Items listed in a dataset:

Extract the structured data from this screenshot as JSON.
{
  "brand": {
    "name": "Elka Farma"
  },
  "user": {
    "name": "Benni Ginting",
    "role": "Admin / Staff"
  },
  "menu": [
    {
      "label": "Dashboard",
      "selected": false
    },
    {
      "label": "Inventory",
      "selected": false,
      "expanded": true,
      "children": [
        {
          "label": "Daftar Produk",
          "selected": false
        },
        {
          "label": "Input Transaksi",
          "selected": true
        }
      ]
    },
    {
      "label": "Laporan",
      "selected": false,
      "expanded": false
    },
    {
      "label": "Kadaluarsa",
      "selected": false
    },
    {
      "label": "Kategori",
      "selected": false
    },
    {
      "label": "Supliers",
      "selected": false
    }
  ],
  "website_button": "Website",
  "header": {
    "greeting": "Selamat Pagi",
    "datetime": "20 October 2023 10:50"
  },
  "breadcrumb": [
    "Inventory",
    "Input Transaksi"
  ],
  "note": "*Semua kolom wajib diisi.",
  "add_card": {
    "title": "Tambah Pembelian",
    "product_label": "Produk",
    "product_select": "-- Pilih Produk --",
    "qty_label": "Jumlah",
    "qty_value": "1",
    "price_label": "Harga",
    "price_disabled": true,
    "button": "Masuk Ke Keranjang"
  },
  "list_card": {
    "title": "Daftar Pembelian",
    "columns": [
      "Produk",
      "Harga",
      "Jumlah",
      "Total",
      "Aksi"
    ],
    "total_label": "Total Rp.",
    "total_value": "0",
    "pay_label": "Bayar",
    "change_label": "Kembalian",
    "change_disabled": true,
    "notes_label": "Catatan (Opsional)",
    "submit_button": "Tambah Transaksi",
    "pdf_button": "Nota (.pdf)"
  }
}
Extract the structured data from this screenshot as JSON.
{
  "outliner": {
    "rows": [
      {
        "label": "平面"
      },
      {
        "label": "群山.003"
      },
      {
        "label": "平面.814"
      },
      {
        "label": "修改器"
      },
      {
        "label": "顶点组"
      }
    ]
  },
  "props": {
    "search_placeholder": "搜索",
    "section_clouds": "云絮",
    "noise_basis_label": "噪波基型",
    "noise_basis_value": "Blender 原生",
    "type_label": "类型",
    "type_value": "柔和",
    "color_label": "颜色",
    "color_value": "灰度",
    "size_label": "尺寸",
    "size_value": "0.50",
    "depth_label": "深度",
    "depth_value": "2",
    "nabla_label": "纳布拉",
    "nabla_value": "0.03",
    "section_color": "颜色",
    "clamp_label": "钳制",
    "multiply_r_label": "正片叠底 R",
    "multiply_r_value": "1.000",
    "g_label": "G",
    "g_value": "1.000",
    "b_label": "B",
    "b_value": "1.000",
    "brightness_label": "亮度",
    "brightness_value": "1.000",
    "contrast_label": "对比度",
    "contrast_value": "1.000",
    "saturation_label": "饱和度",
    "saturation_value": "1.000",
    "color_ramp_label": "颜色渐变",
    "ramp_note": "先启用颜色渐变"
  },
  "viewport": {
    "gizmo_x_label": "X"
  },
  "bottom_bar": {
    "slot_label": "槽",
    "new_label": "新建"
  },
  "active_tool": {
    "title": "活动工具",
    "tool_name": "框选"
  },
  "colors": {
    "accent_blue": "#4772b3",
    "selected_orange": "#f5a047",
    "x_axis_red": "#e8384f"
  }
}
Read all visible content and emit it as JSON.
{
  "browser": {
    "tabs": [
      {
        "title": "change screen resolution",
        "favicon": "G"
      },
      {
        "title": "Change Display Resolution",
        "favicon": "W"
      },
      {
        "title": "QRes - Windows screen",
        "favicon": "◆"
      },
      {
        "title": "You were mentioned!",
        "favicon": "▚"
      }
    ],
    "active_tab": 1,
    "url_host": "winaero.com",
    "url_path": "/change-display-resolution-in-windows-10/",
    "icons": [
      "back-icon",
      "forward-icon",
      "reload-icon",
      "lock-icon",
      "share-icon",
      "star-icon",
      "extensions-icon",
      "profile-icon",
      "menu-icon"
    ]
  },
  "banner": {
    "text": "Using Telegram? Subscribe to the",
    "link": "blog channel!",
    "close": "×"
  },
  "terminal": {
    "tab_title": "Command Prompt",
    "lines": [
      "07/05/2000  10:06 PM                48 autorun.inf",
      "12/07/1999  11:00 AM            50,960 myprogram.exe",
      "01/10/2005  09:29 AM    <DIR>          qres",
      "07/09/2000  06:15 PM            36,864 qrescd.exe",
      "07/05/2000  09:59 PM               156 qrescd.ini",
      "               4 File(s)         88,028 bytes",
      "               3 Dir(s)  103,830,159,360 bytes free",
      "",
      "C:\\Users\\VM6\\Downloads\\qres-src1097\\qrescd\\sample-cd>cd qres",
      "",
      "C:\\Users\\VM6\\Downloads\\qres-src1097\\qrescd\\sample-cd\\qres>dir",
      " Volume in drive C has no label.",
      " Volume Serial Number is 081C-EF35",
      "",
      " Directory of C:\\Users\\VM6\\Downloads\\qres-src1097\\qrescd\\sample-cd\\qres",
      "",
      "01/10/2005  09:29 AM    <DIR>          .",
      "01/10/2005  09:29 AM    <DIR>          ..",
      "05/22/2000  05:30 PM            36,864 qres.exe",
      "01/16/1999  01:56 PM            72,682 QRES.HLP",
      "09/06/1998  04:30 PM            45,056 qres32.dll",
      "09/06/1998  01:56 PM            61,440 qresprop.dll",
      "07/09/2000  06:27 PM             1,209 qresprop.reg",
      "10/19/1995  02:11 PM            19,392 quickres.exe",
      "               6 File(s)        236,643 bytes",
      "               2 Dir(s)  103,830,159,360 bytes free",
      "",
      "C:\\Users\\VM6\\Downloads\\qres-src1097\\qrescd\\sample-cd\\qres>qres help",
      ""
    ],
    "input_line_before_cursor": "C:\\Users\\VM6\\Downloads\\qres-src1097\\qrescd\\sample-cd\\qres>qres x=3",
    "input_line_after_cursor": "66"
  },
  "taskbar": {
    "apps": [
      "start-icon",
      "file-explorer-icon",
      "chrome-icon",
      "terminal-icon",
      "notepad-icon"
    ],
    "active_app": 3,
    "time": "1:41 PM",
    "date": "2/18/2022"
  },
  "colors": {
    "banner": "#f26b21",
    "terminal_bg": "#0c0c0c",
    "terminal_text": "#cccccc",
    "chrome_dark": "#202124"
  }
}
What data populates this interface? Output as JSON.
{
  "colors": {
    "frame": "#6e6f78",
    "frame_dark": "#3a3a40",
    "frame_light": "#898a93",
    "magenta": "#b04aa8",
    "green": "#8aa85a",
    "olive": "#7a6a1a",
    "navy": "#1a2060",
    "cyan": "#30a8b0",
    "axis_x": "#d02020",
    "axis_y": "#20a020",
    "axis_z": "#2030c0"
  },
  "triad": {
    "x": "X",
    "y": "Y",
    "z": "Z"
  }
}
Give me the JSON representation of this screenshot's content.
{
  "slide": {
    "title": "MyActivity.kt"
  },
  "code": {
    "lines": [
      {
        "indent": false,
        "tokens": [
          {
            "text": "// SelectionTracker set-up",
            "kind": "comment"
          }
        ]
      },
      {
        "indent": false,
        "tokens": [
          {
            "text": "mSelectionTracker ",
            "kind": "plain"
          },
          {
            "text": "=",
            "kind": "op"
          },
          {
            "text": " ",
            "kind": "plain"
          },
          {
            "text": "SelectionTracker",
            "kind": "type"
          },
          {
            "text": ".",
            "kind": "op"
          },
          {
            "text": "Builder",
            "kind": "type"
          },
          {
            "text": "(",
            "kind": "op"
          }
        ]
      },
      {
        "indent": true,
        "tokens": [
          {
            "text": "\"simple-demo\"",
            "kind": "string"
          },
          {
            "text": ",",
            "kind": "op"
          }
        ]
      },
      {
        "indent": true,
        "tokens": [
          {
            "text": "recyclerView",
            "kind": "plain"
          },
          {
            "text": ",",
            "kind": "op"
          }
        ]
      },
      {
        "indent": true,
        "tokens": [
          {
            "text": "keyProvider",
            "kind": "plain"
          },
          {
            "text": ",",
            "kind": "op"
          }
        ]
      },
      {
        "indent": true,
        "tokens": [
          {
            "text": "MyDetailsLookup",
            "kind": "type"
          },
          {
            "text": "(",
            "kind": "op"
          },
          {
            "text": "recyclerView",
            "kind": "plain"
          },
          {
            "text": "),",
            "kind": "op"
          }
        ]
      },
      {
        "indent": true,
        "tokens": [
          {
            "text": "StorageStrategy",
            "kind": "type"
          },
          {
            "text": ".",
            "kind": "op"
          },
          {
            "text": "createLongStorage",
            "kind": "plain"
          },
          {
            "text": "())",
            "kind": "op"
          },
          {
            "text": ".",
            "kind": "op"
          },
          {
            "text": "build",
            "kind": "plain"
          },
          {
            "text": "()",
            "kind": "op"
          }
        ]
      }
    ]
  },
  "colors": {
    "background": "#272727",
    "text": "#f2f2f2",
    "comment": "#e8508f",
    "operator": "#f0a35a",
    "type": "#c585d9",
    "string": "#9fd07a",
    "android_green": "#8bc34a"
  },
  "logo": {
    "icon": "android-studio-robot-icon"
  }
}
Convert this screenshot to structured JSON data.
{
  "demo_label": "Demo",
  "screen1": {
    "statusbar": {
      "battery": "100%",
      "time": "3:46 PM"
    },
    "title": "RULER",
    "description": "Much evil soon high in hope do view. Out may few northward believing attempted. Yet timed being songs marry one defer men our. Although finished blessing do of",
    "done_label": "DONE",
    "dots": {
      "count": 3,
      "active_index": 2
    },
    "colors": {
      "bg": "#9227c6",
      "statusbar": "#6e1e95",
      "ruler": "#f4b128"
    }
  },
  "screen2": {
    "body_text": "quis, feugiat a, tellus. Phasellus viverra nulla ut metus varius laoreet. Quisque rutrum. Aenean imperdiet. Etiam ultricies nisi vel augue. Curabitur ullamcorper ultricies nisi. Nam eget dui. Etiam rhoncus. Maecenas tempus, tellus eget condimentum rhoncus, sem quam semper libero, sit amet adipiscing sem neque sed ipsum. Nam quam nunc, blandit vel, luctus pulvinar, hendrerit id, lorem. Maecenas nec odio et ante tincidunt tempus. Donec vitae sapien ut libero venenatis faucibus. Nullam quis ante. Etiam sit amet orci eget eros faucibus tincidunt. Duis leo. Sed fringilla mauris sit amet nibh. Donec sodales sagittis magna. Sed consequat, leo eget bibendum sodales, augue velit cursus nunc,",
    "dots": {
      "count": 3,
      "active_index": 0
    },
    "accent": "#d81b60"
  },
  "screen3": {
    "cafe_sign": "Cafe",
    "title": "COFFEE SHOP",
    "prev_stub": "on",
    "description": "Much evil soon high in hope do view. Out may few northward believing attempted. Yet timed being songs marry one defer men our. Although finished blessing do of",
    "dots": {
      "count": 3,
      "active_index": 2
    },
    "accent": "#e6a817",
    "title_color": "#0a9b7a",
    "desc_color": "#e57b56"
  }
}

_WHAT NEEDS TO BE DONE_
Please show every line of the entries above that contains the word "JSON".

_WRITTEN ANSWER_
Extract the structured data from this screenshot as JSON.
Extract the structured data from this screenshot as JSON.
Read all visible content and emit it as JSON.
What data populates this interface? Output as JSON.
Give me the JSON representation of this screenshot's content.
Convert this screenshot to structured JSON data.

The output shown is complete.